As a signatory of the Paris Agreement and one of the largest carbon emitters in the world, Australia is under a lot of pressure to reach the goal of net zero emissions by 2050. Will the Morrison government change its reputation and work towards a climate change plan together with Australia’s Greens?
In the past, Australian federal parties have failed to agree on a concrete plan to counter climate change and safeguard against climate-change driven events such as longer droughts or loss of wildlife habitat, which are already a concern. The last federal election in 2019 saw many of the federal parties include a climate plan in their platforms; however, some parties did not respond to increased climate concerns and promised very little action to alter the climate crisis.
Being the least likely candidate to win in the Australian federal elections in 2019, Scott Morrison’s re-election shocked the country. Since the re-election, Australians have witnessed an advocacy for pro-fossil fuel policies by the Morrison Government. Australia’s prime minister has had a long history of not acknowledging the relationship between fossil fuel and climate crisis and opposing actions in response to the climate crisis which made Australians criticize his and the Liberal Party’s national leadership. Especially during the Australian bushfire when he underestimated the immensity of the catastrophe.
According to the Department of Industry, Science, Energy and Resources, the total percentage of emission reductions has reached 14.3% since the Paris agreement went into effect on November 4, 2016. However, Australians are still fearful of the Labor and Liberal Parties’ shaky commitments to climate actions due to many mistakes being made in the past.
On 22 September 2020, Minister for Energy and Emissions Reduction, Angus Taylor, announced the government’s proposed “Technology Investment Roadmap” plan that aims to reduce emission rates, lower costs, and create jobs. This ambitious plan is going to concentrate on five sectors that include clean hydrogen, electricity storage, low emissions steel and aluminum production, carbon trapping and storage, and soil carbon removal.
“The Government expects to invest more than $18 billion in low emissions technologies over the decade to 2030, in order to drive at least $50 billion of new investment over the next ten years.”Australian Minister for Energy and Emissions Reduction Angus Taylor

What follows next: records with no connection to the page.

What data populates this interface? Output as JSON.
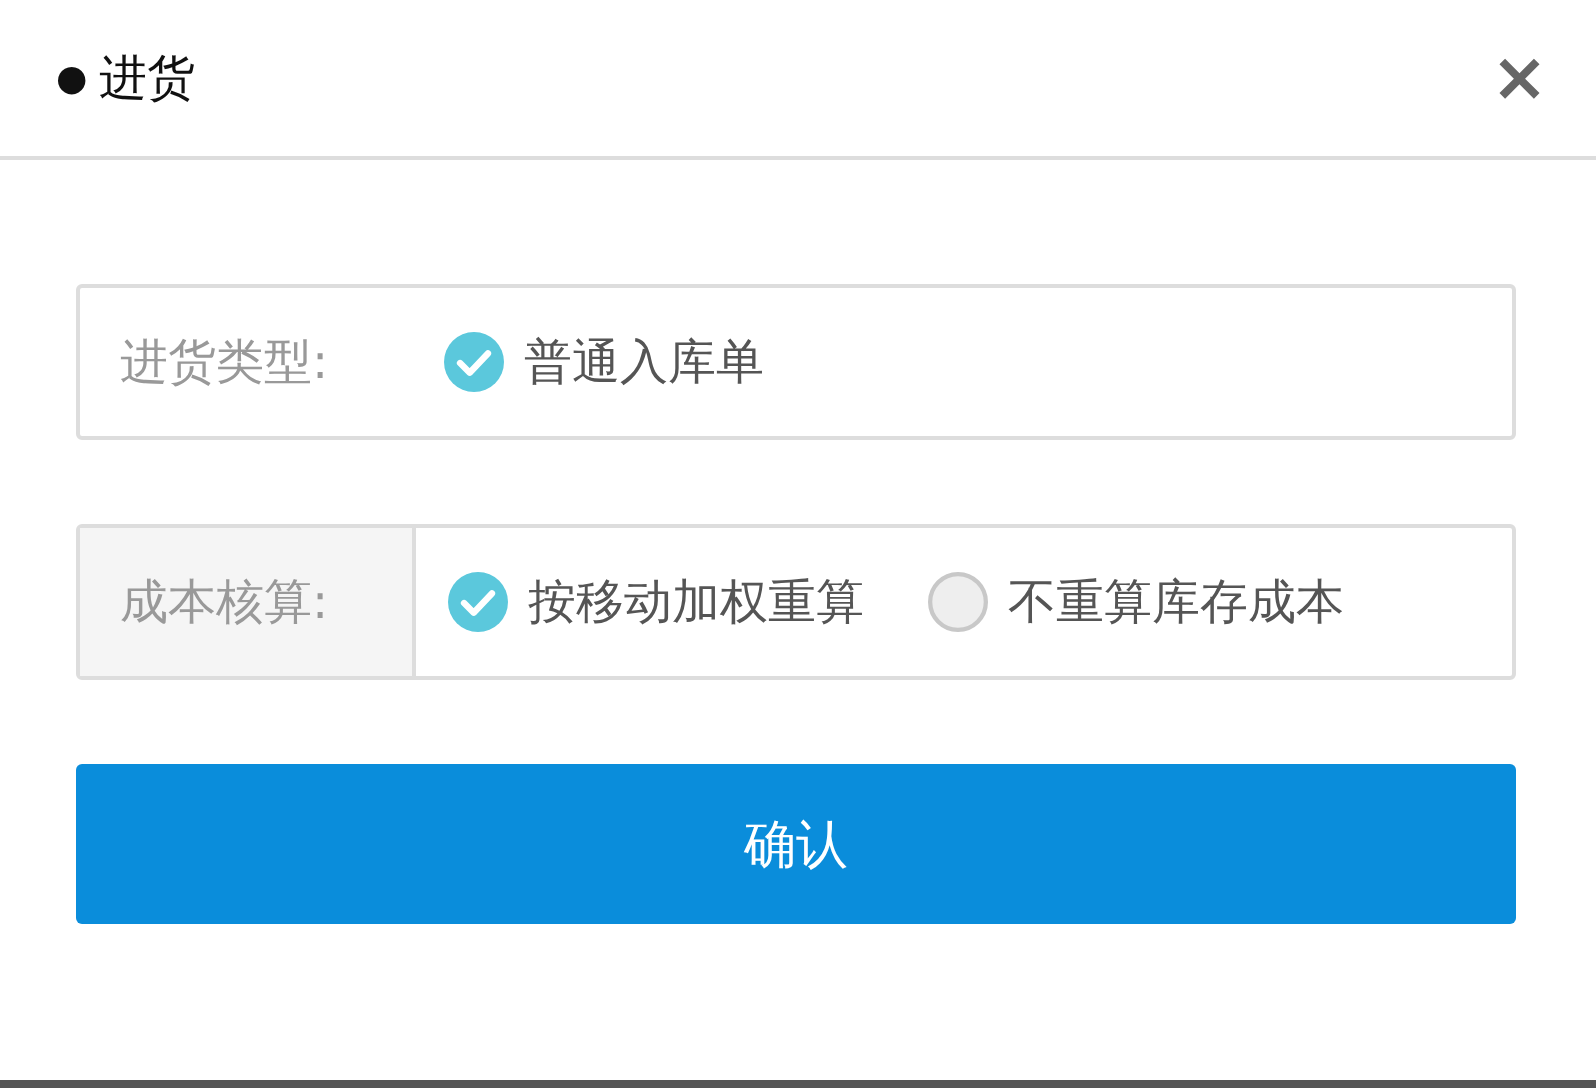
{
  "dialog": {
    "bullet": "●",
    "title": "进货",
    "close": "×"
  },
  "fields": [
    {
      "label": "进货类型:",
      "label_shaded": false,
      "options": [
        {
          "label": "普通入库单",
          "selected": true
        }
      ]
    },
    {
      "label": "成本核算:",
      "label_shaded": true,
      "options": [
        {
          "label": "按移动加权重算",
          "selected": true
        },
        {
          "label": "不重算库存成本",
          "selected": false
        }
      ]
    }
  ],
  "confirm_button": "确认"
}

The low-emission roadmap will focus on investing in new technologies to lower emission rates, but it will not place taxes on carbon emissions. Many found this plan incomplete and improperly laid out. Australian Green Party leader Adam Bandt said on his social media that “Today’s ‘technology roadmap‘ from the PM takes public investment away from renewable tech that works, and redirects it to further subsidize the coal and gas cartels.”
Indeed, the Morrison Government’s roadmap will utilize funds from several agencies like Australian Renewable Energy Agency (ARENA), Clean Energy Finance Corporation (CEFC), and Clean Energy Regulator (CER). In addition, the Government is anticipating private funding from other actors. Their hopes lay in accelerating the process to limit carbon dioxide emissions and stimulate a growth in the Australian economy.
However, the plan overlooks the already established and guaranteed renewable energy sectors like solar and wind and focuses on new technologies that might or might not be efficient in reducing emissions by 2030. In fact, Australia’s renewables are less expensive and are more likely to show effective results to the current climate crisis.
The Greens were among other parties in Parliament who were against the roadmap and Bandt criticized it by stating “Designed by the coal and gas cartels, Morrison’s Map funnels even more public money into fossil fuels, going against what the majority of people want and what the science says we need. . . . Renewables” and that “the PM’s energy roadmap has Australia driving off a cliff.”
Instead, the Greens are urging people to support the Greens New Deal which is a government-led initiative that aims to tackle both the economic crisis and the climate crisis in Australia. It focuses on supporting the creation of new businesses and jobs while transitioning into clean energy. The Green New Deal is a plan towards a more sustainable economy and community.
The Morrison government has surely shown an initiative towards the climate crisis in 2020, but what remains to be seen is how they cooperate with other federal parties to come up with an organized and complete approach to reach a net zero emissions by 2050.